*** Opening Input records ***
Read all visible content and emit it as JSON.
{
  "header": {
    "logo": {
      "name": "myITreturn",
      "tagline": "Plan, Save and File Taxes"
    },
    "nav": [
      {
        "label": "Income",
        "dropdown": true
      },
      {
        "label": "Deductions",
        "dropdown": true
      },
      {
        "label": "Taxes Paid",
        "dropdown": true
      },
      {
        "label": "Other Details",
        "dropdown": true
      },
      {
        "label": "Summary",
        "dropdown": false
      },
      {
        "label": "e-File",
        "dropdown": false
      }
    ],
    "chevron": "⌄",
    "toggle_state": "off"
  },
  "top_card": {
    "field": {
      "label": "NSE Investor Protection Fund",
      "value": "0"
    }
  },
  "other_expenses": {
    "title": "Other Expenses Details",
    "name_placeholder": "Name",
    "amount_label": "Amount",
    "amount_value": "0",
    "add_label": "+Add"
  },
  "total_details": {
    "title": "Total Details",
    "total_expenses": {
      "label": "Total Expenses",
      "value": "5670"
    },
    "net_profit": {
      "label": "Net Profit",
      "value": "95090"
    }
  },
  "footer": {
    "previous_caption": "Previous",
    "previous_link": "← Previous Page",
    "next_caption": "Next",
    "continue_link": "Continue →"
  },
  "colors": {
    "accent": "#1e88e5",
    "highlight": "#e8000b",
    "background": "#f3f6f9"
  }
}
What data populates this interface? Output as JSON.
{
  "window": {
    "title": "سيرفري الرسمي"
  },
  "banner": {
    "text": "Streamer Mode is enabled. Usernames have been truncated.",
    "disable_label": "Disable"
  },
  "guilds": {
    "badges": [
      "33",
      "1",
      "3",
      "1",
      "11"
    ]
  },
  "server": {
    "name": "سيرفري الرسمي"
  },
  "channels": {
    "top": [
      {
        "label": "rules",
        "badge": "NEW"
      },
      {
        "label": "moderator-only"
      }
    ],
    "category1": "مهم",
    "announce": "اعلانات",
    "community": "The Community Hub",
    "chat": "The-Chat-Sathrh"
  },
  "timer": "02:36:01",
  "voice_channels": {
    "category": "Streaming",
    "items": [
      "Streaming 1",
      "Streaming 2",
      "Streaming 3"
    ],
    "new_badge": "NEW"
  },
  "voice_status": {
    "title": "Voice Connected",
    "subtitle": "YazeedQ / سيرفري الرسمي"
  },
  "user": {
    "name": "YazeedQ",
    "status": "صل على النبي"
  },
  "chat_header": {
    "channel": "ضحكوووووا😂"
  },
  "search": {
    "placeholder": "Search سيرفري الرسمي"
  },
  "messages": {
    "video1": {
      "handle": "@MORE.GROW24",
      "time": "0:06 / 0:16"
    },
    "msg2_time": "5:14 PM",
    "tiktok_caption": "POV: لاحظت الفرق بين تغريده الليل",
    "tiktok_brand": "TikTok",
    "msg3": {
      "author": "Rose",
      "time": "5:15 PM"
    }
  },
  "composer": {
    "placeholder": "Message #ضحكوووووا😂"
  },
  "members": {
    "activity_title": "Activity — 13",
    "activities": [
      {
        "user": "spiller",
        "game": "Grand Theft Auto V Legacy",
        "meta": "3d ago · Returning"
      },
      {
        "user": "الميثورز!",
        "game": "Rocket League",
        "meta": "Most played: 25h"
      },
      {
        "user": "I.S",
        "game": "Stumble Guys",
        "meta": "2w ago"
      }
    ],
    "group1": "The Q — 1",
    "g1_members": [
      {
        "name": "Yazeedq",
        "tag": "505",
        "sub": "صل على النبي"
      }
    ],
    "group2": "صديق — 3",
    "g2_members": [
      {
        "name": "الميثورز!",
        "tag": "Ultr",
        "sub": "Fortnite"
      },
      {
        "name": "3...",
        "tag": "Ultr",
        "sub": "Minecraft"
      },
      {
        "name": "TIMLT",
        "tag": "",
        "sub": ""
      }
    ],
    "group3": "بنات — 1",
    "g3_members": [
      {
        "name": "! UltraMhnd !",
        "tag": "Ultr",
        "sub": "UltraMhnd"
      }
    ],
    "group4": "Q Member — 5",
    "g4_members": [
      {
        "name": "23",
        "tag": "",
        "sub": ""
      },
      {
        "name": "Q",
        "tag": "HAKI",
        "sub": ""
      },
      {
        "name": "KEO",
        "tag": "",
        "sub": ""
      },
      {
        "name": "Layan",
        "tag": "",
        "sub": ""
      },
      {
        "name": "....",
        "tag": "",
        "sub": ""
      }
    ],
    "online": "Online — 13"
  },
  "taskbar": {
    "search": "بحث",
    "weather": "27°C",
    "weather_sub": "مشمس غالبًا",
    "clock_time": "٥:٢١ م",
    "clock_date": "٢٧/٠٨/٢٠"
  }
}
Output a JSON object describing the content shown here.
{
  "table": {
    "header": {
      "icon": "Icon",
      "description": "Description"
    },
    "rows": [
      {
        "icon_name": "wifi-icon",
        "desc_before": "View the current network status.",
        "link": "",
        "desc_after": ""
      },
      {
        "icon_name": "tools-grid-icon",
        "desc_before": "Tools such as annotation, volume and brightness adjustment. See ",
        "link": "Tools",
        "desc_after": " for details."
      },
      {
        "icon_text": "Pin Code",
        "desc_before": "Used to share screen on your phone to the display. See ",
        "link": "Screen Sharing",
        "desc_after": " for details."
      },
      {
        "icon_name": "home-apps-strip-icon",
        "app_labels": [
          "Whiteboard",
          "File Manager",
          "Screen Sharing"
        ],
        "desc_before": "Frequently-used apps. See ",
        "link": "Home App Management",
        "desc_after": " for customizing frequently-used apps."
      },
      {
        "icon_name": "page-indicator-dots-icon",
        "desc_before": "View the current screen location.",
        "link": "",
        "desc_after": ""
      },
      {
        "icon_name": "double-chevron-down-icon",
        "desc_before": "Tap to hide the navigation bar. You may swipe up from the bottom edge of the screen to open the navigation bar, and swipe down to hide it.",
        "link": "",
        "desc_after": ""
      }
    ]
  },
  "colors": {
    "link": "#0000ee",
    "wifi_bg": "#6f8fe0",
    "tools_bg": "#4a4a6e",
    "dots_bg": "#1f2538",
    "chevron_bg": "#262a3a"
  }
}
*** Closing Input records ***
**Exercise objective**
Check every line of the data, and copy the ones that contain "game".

**Finished task**
        "game": "Grand Theft Auto V Legacy",
        "game": "Rocket League",
        "game": "Stumble Guys",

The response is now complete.